From 2001 to 2007, King -- a 2015 HR's Rising Star -- brought this passion for finding HR solutions to two companies preceding Ecolab where she built HR functions from the ground up: at Hiway Federal Credit Union in St. Paul, and Bloomington, Minn.-based MGI Pharma. In her roles at Ecolab, starting in 2007 as HR manager and advancing to director and then vice president (where she now oversees 3,000 employees between the two businesses), she has always been striving, she says, to "[find] a way to integrate talent and organizational practices into the fabric of the organization versus having them be stand-alone, 'on-top-of' sets of initiatives."
For instance, in 2011, when Ecolab announced its largest-ever merger with then-Naperville, Ill.-based Nalco, a provider of chemicals and water-treatment solutions, and King was charged with helping to steer all parts of the talent integration between the two, she went beyond the more standard communication, consultation and administration efforts. She created a toolkit for all managers that contained talking points on subjects they would undoubtedly be faced with or asked about, tips for assessing retention risks, strategies for keeping employees engaged and aligned, and more. She deployed the kits through web conferences and lunch-and-learns, and stayed in close communication with all key leaders to ensure they were being leveraged properly.
In the end, after growing Ecolab's employee population by more than 40 percent through the merger, from 26,000 employees to 44,000 (that number now stands at 47,000), her company "lost very few people," she says, "and managers [said they] felt equipped [using the tools in real-time] to handle and manage the retention challenges" inherent in combining two decades-old companies with widely different product sets, geographies and cultures.

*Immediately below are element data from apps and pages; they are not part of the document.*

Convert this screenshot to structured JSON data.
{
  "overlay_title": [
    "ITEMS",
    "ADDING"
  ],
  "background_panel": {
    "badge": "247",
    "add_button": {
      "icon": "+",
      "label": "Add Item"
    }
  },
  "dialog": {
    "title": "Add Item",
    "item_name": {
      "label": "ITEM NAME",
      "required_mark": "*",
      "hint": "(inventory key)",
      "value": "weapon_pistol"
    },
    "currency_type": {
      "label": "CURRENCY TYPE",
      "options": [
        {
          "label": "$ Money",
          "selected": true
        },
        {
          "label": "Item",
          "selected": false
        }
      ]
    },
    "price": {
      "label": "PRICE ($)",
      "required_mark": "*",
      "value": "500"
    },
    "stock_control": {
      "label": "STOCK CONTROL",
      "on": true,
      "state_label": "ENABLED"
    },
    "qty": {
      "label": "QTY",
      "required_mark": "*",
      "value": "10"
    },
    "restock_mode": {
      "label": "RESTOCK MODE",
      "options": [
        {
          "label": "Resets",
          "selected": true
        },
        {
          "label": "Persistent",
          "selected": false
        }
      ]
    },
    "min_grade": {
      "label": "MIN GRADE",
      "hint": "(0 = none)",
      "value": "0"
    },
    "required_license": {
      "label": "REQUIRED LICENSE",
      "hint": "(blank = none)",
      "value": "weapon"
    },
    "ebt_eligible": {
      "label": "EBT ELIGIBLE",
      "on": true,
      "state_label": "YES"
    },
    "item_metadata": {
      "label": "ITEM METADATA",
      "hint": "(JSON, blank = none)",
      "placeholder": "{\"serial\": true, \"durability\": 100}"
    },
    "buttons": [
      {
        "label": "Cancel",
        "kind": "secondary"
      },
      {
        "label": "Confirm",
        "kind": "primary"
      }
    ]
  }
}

King's toolkit approach -- as a way to integrate HR solutions into her organization's fabric -- also worked well during her time as director of Ecolab's Global IT and Lean Six Sigma functions, from 2008 to 2011. Through formal and informal surveying, and even doing "a little bit of a tour with team members," King says, she encountered a lack of engagement among IT employees -- a sense that they were not fully empowered in their roles, which, in turn, led to a lack of discretionary energy, excitement and engagement within the function.
In studying the problem, King realized the lack of a sense of ownership -- of tasks, goals, jobs, etc. -- was the biggest contributor to the lack of empowerment, so she created an Empowerment Toolkit that could be leveraged by both managers and associates, online and in person, containing content "to further the idea that creating an environment of empowerment is a shared, two-way partnership -- that empowerment is both given and taken," she says. The tools ranged from ways to conduct more two-way conversations to a five-level empowerment scale itemizing everyone's level of ownership of responsibility.
"Just knowing and having clarity about one's level of ownership created a feeling and sense of empowerment," King says. The tool was so successful in improving IT morale that it's now used by Ecolab's entire HR team and across other parts of the organization.
Equally successful was her 2012 redesign of succession planning in the food and beverage division, moving the process from one that simply found replacements for the talents currently in each job to one that looked more holistically at the key leadership roles and the traits therein. She established a talent scorecard and Global Talent Council to oversee and measure very specific development plans for each identified successor. Before King, no such development plan existed.
"Margeaux is the consummate HR business partner . . . focused on driving the business forward [while caring] about the impact on the individual employee," says Mary Kaul-Hottinger, vice president of Ecolab's global businesses HR function and King's supervisor.
King is also a mother of three who credits her stay-at-home-dad husband, Joe, for keeping all the cogs of the work/life wheels well-oiled and running smoothly. Whether in HR or motherhood, she says, it all comes down to "managing priorities, keeping them in perspective" and remembering "perfection in work and life . . . doesn't happen."